* EXERCISE DETAILS *
Where an entry holds an image, leave the image out; otherwise reproduce the entry exactly.

* * *

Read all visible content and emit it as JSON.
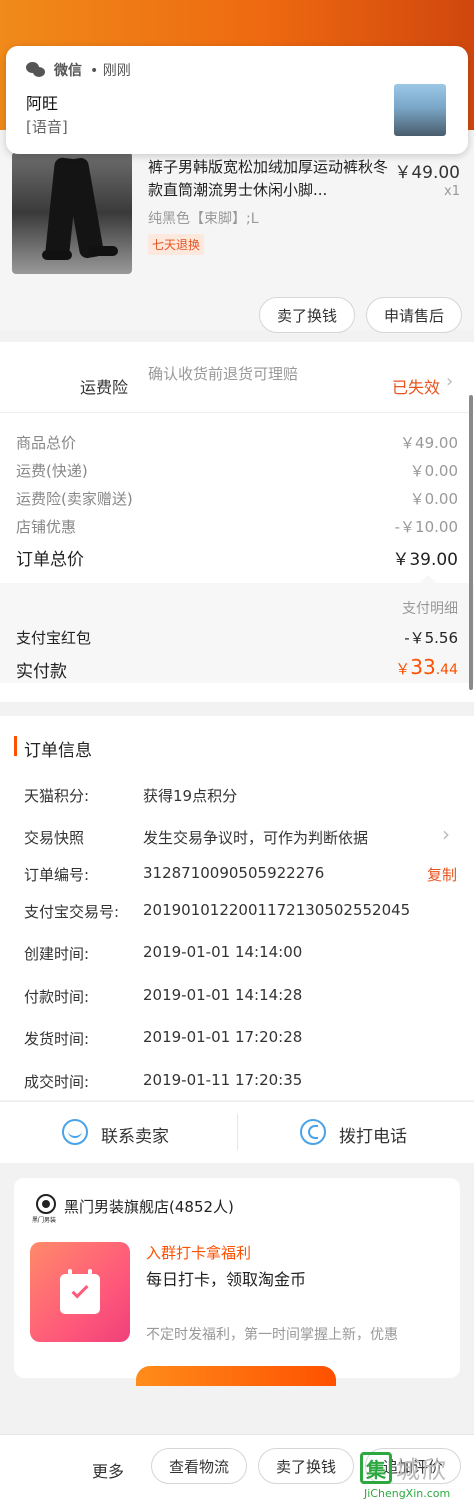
{
  "notification": {
    "app": "微信",
    "time": "• 刚刚",
    "title": "阿旺",
    "body": "[语音]"
  },
  "product": {
    "title": "裤子男韩版宽松加绒加厚运动裤秋冬款直筒潮流男士休闲小脚...",
    "price": "￥49.00",
    "qty": "x1",
    "sku": "纯黑色【束脚】;L",
    "tag": "七天退换",
    "btn_sell": "卖了换钱",
    "btn_after_sale": "申请售后"
  },
  "insurance": {
    "label": "运费险",
    "desc": "确认收货前退货可理赔",
    "status": "已失效",
    "status_color": "#e8541e"
  },
  "price_detail": {
    "rows": [
      {
        "label": "商品总价",
        "value": "￥49.00"
      },
      {
        "label": "运费(快递)",
        "value": "￥0.00"
      },
      {
        "label": "运费险(卖家赠送)",
        "value": "￥0.00"
      },
      {
        "label": "店铺优惠",
        "value": "-￥10.00"
      }
    ],
    "total_label": "订单总价",
    "total_value": "￥39.00",
    "pay_detail_link": "支付明细",
    "alipay_label": "支付宝红包",
    "alipay_value": "-￥5.56",
    "paid_label": "实付款",
    "paid_symbol": "￥",
    "paid_int": "33",
    "paid_dec": ".44",
    "paid_color": "#ff5000"
  },
  "order_info": {
    "title": "订单信息",
    "points_label": "天猫积分:",
    "points_value": "获得19点积分",
    "snapshot_label": "交易快照",
    "snapshot_value": "发生交易争议时，可作为判断依据",
    "order_no_label": "订单编号:",
    "order_no_value": "3128710090505922276",
    "copy_label": "复制",
    "alipay_no_label": "支付宝交易号:",
    "alipay_no_value": "2019010122001172130502552045",
    "created_label": "创建时间:",
    "created_value": "2019-01-01 14:14:00",
    "paid_label": "付款时间:",
    "paid_value": "2019-01-01 14:14:28",
    "shipped_label": "发货时间:",
    "shipped_value": "2019-01-01 17:20:28",
    "closed_label": "成交时间:",
    "closed_value": "2019-01-11 17:20:35"
  },
  "contact": {
    "seller": "联系卖家",
    "phone": "拨打电话"
  },
  "group": {
    "store_name": "黑门男装旗舰店(4852人)",
    "logo_text": "黑门男装",
    "promo_title": "入群打卡拿福利",
    "promo_subtitle": "每日打卡，领取淘金币",
    "promo_desc": "不定时发福利，第一时间掌握上新，优惠"
  },
  "bottom": {
    "more": "更多",
    "logistics": "查看物流",
    "sell": "卖了换钱",
    "review": "追加评价"
  },
  "watermark": {
    "logo": "集",
    "text": "城欣",
    "url": "JiChengXin.com"
  }
}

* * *

* EXERCISE ANSWER *
Read all visible content and emit it as JSON.
{
  "notification": {
    "app": "微信",
    "time": "• 刚刚",
    "title": "阿旺",
    "body": "[语音]"
  },
  "product": {
    "title": "裤子男韩版宽松加绒加厚运动裤秋冬款直筒潮流男士休闲小脚...",
    "price": "￥49.00",
    "qty": "x1",
    "sku": "纯黑色【束脚】;L",
    "tag": "七天退换",
    "btn_sell": "卖了换钱",
    "btn_after_sale": "申请售后"
  },
  "insurance": {
    "label": "运费险",
    "desc": "确认收货前退货可理赔",
    "status": "已失效",
    "status_color": "#e8541e"
  },
  "price_detail": {
    "rows": [
      {
        "label": "商品总价",
        "value": "￥49.00"
      },
      {
        "label": "运费(快递)",
        "value": "￥0.00"
      },
      {
        "label": "运费险(卖家赠送)",
        "value": "￥0.00"
      },
      {
        "label": "店铺优惠",
        "value": "-￥10.00"
      }
    ],
    "total_label": "订单总价",
    "total_value": "￥39.00",
    "pay_detail_link": "支付明细",
    "alipay_label": "支付宝红包",
    "alipay_value": "-￥5.56",
    "paid_label": "实付款",
    "paid_symbol": "￥",
    "paid_int": "33",
    "paid_dec": ".44",
    "paid_color": "#ff5000"
  },
  "order_info": {
    "title": "订单信息",
    "points_label": "天猫积分:",
    "points_value": "获得19点积分",
    "snapshot_label": "交易快照",
    "snapshot_value": "发生交易争议时，可作为判断依据",
    "order_no_label": "订单编号:",
    "order_no_value": "3128710090505922276",
    "copy_label": "复制",
    "alipay_no_label": "支付宝交易号:",
    "alipay_no_value": "2019010122001172130502552045",
    "created_label": "创建时间:",
    "created_value": "2019-01-01 14:14:00",
    "paid_label": "付款时间:",
    "paid_value": "2019-01-01 14:14:28",
    "shipped_label": "发货时间:",
    "shipped_value": "2019-01-01 17:20:28",
    "closed_label": "成交时间:",
    "closed_value": "2019-01-11 17:20:35"
  },
  "contact": {
    "seller": "联系卖家",
    "phone": "拨打电话"
  },
  "group": {
    "store_name": "黑门男装旗舰店(4852人)",
    "logo_text": "黑门男装",
    "promo_title": "入群打卡拿福利",
    "promo_subtitle": "每日打卡，领取淘金币",
    "promo_desc": "不定时发福利，第一时间掌握上新，优惠"
  },
  "bottom": {
    "more": "更多",
    "logistics": "查看物流",
    "sell": "卖了换钱",
    "review": "追加评价"
  },
  "watermark": {
    "logo": "集",
    "text": "城欣",
    "url": "JiChengXin.com"
  }
}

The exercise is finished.